Juba, Sudan, Jan 08 (Agencies): A rebel group attacked Southern Sudan's military and four rebels were killed, a military spokesman said on Saturday, a day before the region begins voting in an independence referendum that is expected to divide Africa's largest nation in two.

Despite the attack, most officials predict the weeklong vote to go peacefully.

Col Philip Aguer said forces loyal to rebel leader Gatluak Gai attacked forces in the Sudan Peoples' Liberation Army possibly on early Saturday, in Unity State, an oil-rich area on the north-south Sudan divide.

He added the counterattack by SPLA forces killed four and wounded six of Gai's men.

Southern Sudan suffered through decades of internal strife and civil war with the north. It has worked in recent weeks to strike peace deals with dissident commanders, but Gai's rebels have not yet reconciled with the southern Government.

Starting Sunday, southern Sudanese will cast simple, illustrated ballots at polling stations under thatched roof shelters in the remote and impoverished countryside and in Juba, a city of simple concrete houses and mud huts that got its first paved roads only in recent years.
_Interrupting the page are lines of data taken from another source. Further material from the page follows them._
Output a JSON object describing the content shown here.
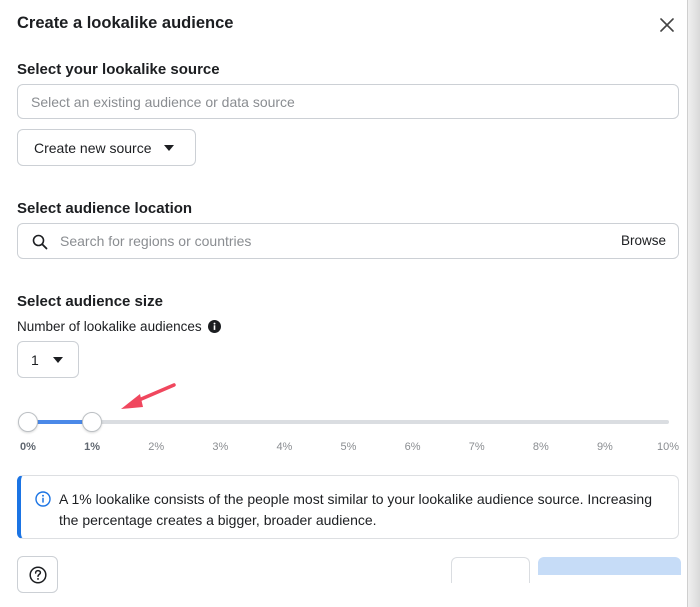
{
  "dialog": {
    "title": "Create a lookalike audience",
    "close_icon": "close-icon"
  },
  "source": {
    "heading": "Select your lookalike source",
    "placeholder": "Select an existing audience or data source",
    "create_button_label": "Create new source"
  },
  "location": {
    "heading": "Select audience location",
    "placeholder": "Search for regions or countries",
    "browse_label": "Browse",
    "search_icon": "search-icon"
  },
  "size": {
    "heading": "Select audience size",
    "count_label": "Number of lookalike audiences",
    "count_value": "1",
    "slider_range_percent": [
      0,
      1
    ],
    "tick_labels": [
      "0%",
      "1%",
      "2%",
      "3%",
      "4%",
      "5%",
      "6%",
      "7%",
      "8%",
      "9%",
      "10%"
    ]
  },
  "info": {
    "text": "A 1% lookalike consists of the people most similar to your lookalike audience source. Increasing the percentage creates a bigger, broader audience."
  },
  "colors": {
    "accent": "#1b74e4",
    "slider_fill": "#4b89e8",
    "annotation_arrow": "#f0475e"
  }
}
If it passes, the referendum will split Africa's biggest country between the mostly Arab and Muslim north, and the mostly black and Christian or animist south.

Southern Sudan would then be on track to become the world's newest country in July. Outstanding issues like sharing oil wealth, water rights and demarcating the border still have to be agreed to.

Aid groups also fear that southerners living in the north and northerners living in the south will face harassment and abuse.